”I tried to create a visual experience, one that bypasses verbalized pigeonholing and directly penetrates the subconscious with an emotional and philosophic content.”
- Stanley Kubrick
Be it the novel or the cine, countless musicians have been inspired by A Clockwork Orange. From lyrics to costumes to artwork, these artists have found a way to take a timeless masterpiece and turn it into their own work of art. Below, you can find ten rock songs that have been influenced by A Clockwork Orange, as well as tons of spoilers for those who have not yet viddied or read it, so proceed with caution!Here's my favorite of the bunch (and it's a late addition, making the playlist but not the article):
Steven Spielberg once told an incredible anecdote about visiting Stanley Kubrick in post production. They way Spielberg told it, he once asked Kubrick why he was looking at the same shot on eight different monitors. Kubrick explained that they were actually eight very slightly different takes and proceeded to explain the minor differences between each take.
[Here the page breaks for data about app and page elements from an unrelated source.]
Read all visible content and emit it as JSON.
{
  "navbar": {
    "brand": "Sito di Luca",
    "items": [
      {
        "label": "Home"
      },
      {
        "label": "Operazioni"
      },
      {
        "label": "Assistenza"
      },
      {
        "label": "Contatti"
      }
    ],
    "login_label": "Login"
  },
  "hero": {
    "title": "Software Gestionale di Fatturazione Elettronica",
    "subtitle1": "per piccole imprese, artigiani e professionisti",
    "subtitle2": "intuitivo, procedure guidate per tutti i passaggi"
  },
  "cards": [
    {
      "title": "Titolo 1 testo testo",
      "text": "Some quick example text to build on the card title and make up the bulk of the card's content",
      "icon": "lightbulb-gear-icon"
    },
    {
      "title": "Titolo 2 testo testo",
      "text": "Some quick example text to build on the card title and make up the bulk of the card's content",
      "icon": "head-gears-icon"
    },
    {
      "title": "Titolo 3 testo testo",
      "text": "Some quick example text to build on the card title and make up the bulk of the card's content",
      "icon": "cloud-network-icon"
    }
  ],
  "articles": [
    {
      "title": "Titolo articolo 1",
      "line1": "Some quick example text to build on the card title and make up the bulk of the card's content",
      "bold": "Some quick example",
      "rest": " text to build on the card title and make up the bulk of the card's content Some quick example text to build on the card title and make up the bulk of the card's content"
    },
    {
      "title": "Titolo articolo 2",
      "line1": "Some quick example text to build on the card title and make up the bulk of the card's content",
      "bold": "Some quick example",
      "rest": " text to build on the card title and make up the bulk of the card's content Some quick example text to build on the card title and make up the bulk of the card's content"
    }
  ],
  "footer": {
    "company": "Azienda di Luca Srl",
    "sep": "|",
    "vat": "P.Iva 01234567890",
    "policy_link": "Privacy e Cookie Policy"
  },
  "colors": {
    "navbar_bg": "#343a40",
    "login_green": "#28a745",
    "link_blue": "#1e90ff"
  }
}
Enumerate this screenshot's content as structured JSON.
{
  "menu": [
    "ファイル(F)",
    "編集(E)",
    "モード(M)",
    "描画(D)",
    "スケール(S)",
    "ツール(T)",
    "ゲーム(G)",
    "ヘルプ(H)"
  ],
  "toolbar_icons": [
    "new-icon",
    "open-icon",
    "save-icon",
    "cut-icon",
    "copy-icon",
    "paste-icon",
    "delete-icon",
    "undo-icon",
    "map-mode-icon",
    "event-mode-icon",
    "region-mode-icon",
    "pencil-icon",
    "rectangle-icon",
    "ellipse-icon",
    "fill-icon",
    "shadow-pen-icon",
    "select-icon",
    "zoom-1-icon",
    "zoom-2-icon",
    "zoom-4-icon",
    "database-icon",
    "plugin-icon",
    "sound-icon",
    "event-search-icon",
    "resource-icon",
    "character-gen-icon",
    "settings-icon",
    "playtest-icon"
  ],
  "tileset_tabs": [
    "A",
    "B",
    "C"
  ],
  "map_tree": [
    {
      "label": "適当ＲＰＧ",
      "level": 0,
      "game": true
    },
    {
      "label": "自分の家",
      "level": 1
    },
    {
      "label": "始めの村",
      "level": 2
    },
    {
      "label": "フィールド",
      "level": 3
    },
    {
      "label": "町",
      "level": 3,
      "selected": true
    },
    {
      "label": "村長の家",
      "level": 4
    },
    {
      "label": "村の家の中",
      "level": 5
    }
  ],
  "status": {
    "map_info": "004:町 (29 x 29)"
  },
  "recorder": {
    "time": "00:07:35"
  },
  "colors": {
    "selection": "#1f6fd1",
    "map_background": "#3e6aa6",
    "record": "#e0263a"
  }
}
As a viewer, Spielberg- a clear master of profession as well- simply wasn’t looking for the same thing out of the image as Kubrick, who was attempting to perfect his vision, so the subtleties were lost on Spielberg as a viewer because all of the shots were likely near-perfect.
Stanley Kubrick in 1968 speculated on the arrival of human-level Artificial Intelligence in “2001 A Space Odyssey”. Some 16 years past his prediction, our project “Neural Kubrick” examines the state of the art in Machine Learning, using the latest in “Deep Neural Network” techniques to reinterpret and redirect Kubrick’s own films. Three machine learning algorithms take respective roles in our AI film crew; Art Director, Film Editor and Director of Photography.
The outlook of the project is an artist-machine collaboration. The limitations of the machine are achieved by the artist and the limitations of the artist are achieved by the algorithm. In the context of the project, what the machine interprets is limited to either numbers, classification of features or generation of abstract images. This output is curated by us into a coherent narrative, translated back into human perception.
The project is based on Stanley Kubrick’s movies as input for three machine learning models, namely The Shining, A Clockwork Orange and 2001 A Space Odyssey. The generated videos display a machinic interpretation of the three movies, through a collaborative effort between the artist and the algorithm.Simple enough, right? No? Okay, maybe this "introduction video" will clear things up.
For those with darker tastes, 'The Madness of Stanley Kubrick' may satisfy. The Psychology Department’s Dr. Paul Harris has been fascinated with the films of Stanley Kubrick ever since watching the original release of 2001: A Space Odyssey as a boy.
“Every Kubrick film is unpredictable,” said Harris. “[A]nd every Kubrick film contains some element of madness as well.” This intersession will explore five Kubrick films, looking at “mentally ill characters in a mentally ill society—where’s the madness? Is it in the characters, or the context the society is in?”
Harris, however, makes clear the distinction between madness and real mental illness. “Madness is fictitious,” he noted. “[The class] will be looking at Kubrick and how he uses madness as a dramatic tool.” In drawing the line between true mental illness and literary madness, this class serves well the purposes of those interested in psychology, film, sociology, and so on.Definitely a course I would have loved to take, if I was still a student! Although I figure if I took it now, I'd probably ace it, considering I've spent most of my adult life steeping in Kubrick's films, as well as scholarship about his films.